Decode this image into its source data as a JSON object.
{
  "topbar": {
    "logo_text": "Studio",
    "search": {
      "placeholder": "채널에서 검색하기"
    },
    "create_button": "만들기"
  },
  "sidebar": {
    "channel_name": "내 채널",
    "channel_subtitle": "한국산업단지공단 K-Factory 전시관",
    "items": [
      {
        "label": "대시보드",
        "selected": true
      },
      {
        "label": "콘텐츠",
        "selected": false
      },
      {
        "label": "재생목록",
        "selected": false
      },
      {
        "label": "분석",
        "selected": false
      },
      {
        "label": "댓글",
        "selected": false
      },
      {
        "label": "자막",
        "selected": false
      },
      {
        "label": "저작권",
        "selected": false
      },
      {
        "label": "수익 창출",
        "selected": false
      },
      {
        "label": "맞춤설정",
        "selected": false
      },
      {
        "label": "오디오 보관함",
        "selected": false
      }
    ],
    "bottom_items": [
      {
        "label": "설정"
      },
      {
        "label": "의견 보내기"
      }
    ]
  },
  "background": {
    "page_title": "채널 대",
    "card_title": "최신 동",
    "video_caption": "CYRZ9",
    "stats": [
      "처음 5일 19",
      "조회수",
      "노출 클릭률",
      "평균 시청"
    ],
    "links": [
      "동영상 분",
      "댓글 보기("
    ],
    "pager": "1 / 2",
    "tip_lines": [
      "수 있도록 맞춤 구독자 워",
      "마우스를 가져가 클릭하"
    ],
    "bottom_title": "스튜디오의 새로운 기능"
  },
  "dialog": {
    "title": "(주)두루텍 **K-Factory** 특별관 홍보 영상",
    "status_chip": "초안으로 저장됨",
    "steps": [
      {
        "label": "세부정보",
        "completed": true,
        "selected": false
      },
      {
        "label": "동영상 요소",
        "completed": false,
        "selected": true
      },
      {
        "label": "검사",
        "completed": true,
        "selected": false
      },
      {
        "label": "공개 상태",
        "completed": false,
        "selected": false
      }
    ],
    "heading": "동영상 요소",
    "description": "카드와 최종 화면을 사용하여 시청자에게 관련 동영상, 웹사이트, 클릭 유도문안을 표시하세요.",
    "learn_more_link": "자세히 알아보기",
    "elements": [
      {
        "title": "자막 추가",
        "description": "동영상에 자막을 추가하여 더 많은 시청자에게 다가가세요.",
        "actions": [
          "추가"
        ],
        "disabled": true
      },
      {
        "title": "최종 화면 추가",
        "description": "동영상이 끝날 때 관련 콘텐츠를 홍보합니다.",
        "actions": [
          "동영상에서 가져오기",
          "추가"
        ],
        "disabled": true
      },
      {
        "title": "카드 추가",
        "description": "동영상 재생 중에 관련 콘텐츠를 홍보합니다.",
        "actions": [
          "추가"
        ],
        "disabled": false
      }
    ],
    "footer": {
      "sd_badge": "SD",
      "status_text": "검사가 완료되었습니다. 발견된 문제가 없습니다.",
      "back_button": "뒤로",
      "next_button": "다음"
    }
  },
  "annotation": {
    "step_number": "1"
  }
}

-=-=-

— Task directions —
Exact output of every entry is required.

— Your response —
Decode this image into its source data as a JSON object.
{
  "topbar": {
    "logo_text": "Studio",
    "search": {
      "placeholder": "채널에서 검색하기"
    },
    "create_button": "만들기"
  },
  "sidebar": {
    "channel_name": "내 채널",
    "channel_subtitle": "한국산업단지공단 K-Factory 전시관",
    "items": [
      {
        "label": "대시보드",
        "selected": true
      },
      {
        "label": "콘텐츠",
        "selected": false
      },
      {
        "label": "재생목록",
        "selected": false
      },
      {
        "label": "분석",
        "selected": false
      },
      {
        "label": "댓글",
        "selected": false
      },
      {
        "label": "자막",
        "selected": false
      },
      {
        "label": "저작권",
        "selected": false
      },
      {
        "label": "수익 창출",
        "selected": false
      },
      {
        "label": "맞춤설정",
        "selected": false
      },
      {
        "label": "오디오 보관함",
        "selected": false
      }
    ],
    "bottom_items": [
      {
        "label": "설정"
      },
      {
        "label": "의견 보내기"
      }
    ]
  },
  "background": {
    "page_title": "채널 대",
    "card_title": "최신 동",
    "video_caption": "CYRZ9",
    "stats": [
      "처음 5일 19",
      "조회수",
      "노출 클릭률",
      "평균 시청"
    ],
    "links": [
      "동영상 분",
      "댓글 보기("
    ],
    "pager": "1 / 2",
    "tip_lines": [
      "수 있도록 맞춤 구독자 워",
      "마우스를 가져가 클릭하"
    ],
    "bottom_title": "스튜디오의 새로운 기능"
  },
  "dialog": {
    "title": "(주)두루텍 **K-Factory** 특별관 홍보 영상",
    "status_chip": "초안으로 저장됨",
    "steps": [
      {
        "label": "세부정보",
        "completed": true,
        "selected": false
      },
      {
        "label": "동영상 요소",
        "completed": false,
        "selected": true
      },
      {
        "label": "검사",
        "completed": true,
        "selected": false
      },
      {
        "label": "공개 상태",
        "completed": false,
        "selected": false
      }
    ],
    "heading": "동영상 요소",
    "description": "카드와 최종 화면을 사용하여 시청자에게 관련 동영상, 웹사이트, 클릭 유도문안을 표시하세요.",
    "learn_more_link": "자세히 알아보기",
    "elements": [
      {
        "title": "자막 추가",
        "description": "동영상에 자막을 추가하여 더 많은 시청자에게 다가가세요.",
        "actions": [
          "추가"
        ],
        "disabled": true
      },
      {
        "title": "최종 화면 추가",
        "description": "동영상이 끝날 때 관련 콘텐츠를 홍보합니다.",
        "actions": [
          "동영상에서 가져오기",
          "추가"
        ],
        "disabled": true
      },
      {
        "title": "카드 추가",
        "description": "동영상 재생 중에 관련 콘텐츠를 홍보합니다.",
        "actions": [
          "추가"
        ],
        "disabled": false
      }
    ],
    "footer": {
      "sd_badge": "SD",
      "status_text": "검사가 완료되었습니다. 발견된 문제가 없습니다.",
      "back_button": "뒤로",
      "next_button": "다음"
    }
  },
  "annotation": {
    "step_number": "1"
  }
}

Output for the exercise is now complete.